'Unfailingly' polite federal police arrive at reception, ABC Ultimo headquarters in Sydney
‘Unfailingly’ polite federal police arrive at reception, ABC Ultimo headquarters in Sydney.

Australian Federal Police (AFP) raids on the public broadcaster, the Australian Broadcasting Corporation (ABC), and News Corporation journalist Annika Smethurst’s private residence, are clear indications the AFP is being used to intimidate journalists and ‘whistleblowers’, meaning public servants willing to leak information about questionable government activities.

Continue reading “Morrison regime threatens press freedom”

Folau, Morrison are just wrong

Folay scores

Gifted Australian rugby player Israel Folau has been in the news quite controversially lately.

He claims to be a devout Christian, as justification for social media posts that seem, to me, to be more hate speech than religion.

Continue reading “Folau, Morrison are just wrong”

How neo-fascism reveals itself

Scott Morrison, prototype Australian neo-fascist, with Dutton looking on.

Ideologies always assume that one idea is sufficient to·explain everything in the development from the premise, and that no experience can teach anything because everything is comprehended in this consistent process of logical deduction.
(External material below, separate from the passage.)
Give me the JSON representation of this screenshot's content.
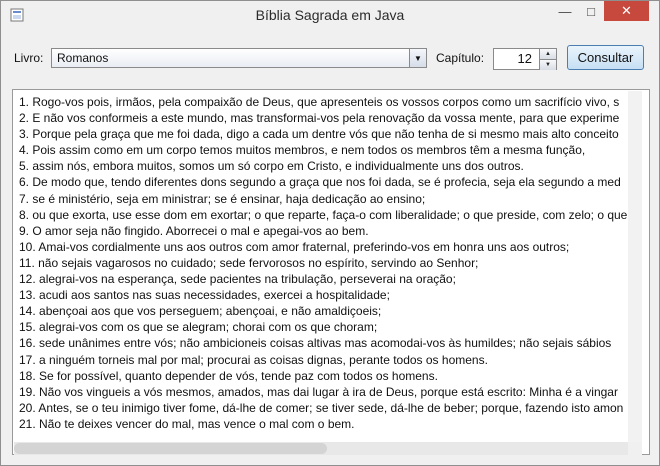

The danger in exchanging the necessary insecurity of philosophical thought for the total explanation of an ideology and its Weltanschauung, is not even so much the risk of falling for some usually vulgar, always uncritical assumption as of exchanging the freedom inherent in man’s capacity to think for the strait jacket of logic with which man can force himself almost as violently as he is forced by some outside power.

— Hannah Arendt, 1951, The Origins of Totalitarianism.

Continue reading “How neo-fascism reveals itself”

‘As if’: Fiction and reductionism

Belatedly reading Thomas Nagel’s review of Kwame Anthony Appiah’s book, As If: Idealization and Ideals, in The New York Review of Books (5 April 2018, vol LXV, no 6, pp 36-38) was a double take moment.

In that review I recognised some of my own philosophical thinking since the later 1990s.  Until I have time to absorb both the work of Appiah and Hans Vaihinger, from whom Appiah draws some foundation for his concept of ‘idealization’, this is a preliminary comment.

Hans Vaihinger.

Continue reading “‘As if’: Fiction and reductionism”

A Prayer for the Dying (1987)

SSince early December I have been reading my way through Jack Higgins’s novels.  He had first used the character Martin Fallon in 1960 (Cry of the Hunter), reprising him in 1973 for the novel A Prayer for the Dying.

It’s a mournful story of an IRA soldier, haunted by the innocents he’s killed, trying to get out, but finding it hard to quarantine his particular skills from the bargains he must strike to escape.

Continue reading “A Prayer for the Dying (1987)”

Ray Donovan (2013-2017)

Christmas excesses usually require some recuperation, and binge-watching back-to-back television episodes is a reliable pastime for the waking hours, while digesting too much food and sweating out too much booze in the heat of the season.

Continue reading “Ray Donovan (2013-2017)”

Milne and Guthrie: toxic for the ABC

After weeks of reading about the Michelle Guthrie-Justin Milne battle for the soul of the ABC, I finally watched the 12 November Four Corners programme featuring interviews with both former senior ‘knobs’ at the public broadcaster.

Continue reading “Milne and Guthrie: toxic for the ABC”

Morrison: man without conscience or soul

When the coup against Malcolm Turnbull was inevitable, some in the Liberal party room thought Scott Morrison was a better choice than hardline reactionary Peter Dutton.  They may have been wrong.

Continue reading “Morrison: man without conscience or soul”